The approval of Elunate is a "major step" for Chi-Med's development and regulatory capabilities, Panmure Gordon analyst David Cox said in a Sept. 5 research note. Cox wrote that it is a "huge milestone" and will validate Chi-Med's innovative capabilities. According to the note, Chi-Med's stock was up 4.4% on the London Stock Exchange on the day of the approval.

Hogg said that while Chi-Med has built a "strong share register" in Europe and the U.S., having completed its listing on the Nasdaq in 2016, the company is still better known in Asia and among Asian investors. Nevertheless, events like the Elunate approval help establish a reputation.

Chi-Med's landmark approval also has implications for the broader biotech industry in China, which has continued to gain steam.

"The signal it sends is that world-class drug research is happening in China," Hogg said. "Finally, after a decade, the fruits of labor are showing in an approved therapy."

Chinese biotech only recently began its foray into discovery and development, having previously focused on bringing international pharma companies' drugs to Chinese markets.

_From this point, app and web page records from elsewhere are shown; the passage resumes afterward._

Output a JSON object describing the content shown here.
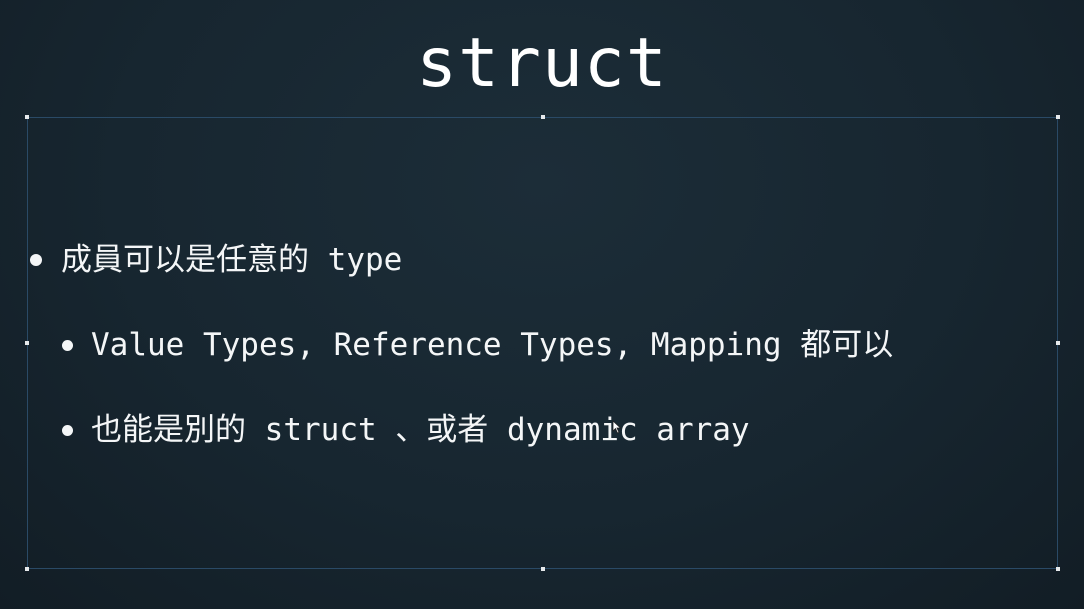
{
  "slide": {
    "title": "struct",
    "bullets": [
      {
        "text": "成員可以是任意的 type"
      },
      {
        "text": "Value Types, Reference Types, Mapping 都可以"
      },
      {
        "text": "也能是別的 struct 、或者 dynamic array"
      }
    ]
  },
  "colors": {
    "background": "#172630",
    "text": "#f4f6f7",
    "textbox_border": "#2a4a66"
  },
  "icons": {
    "pointer": "mouse-cursor-icon",
    "selection_handle": "resize-handle-icon"
  }
}
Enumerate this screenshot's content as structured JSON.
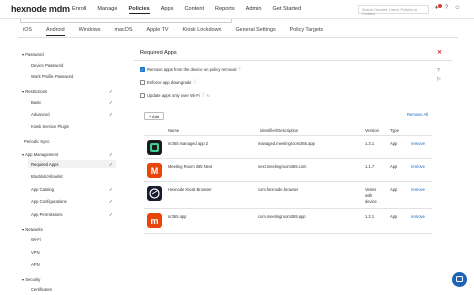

According to Hogg, there was a lacking biotech ecosystem 18 years ago.

"You need to run clinical trials in China; to discover drugs, you need infrastructure around you," he said. "It didn't really exist."

Now, there are approximately 50 clinical trial sites able to sustain a global clinical trial capacity, though this is still a "very small number" considering China's size and high volume of cancer patients.

"The unmet medical need in China is so vast," Hogg said. "30% of cancer patients in the world are in China."

Hogg said he expects continued stiff competition in the field but also sees it as a positive because the influx of resources will allow Chinese biotech to further build the capability to develop innovative treatments.

The CEO added that he believes it is inevitable that China's pharmaceuticals industry, particularly in oncology, will eventually surpass the U.S.

Chi-Med, which has partnerships with Eli Lilly and Co. and AstraZeneca PLC, as well as a 50/50 joint venture with Nestle Health Sciences, is primarily focused on targeting cancer.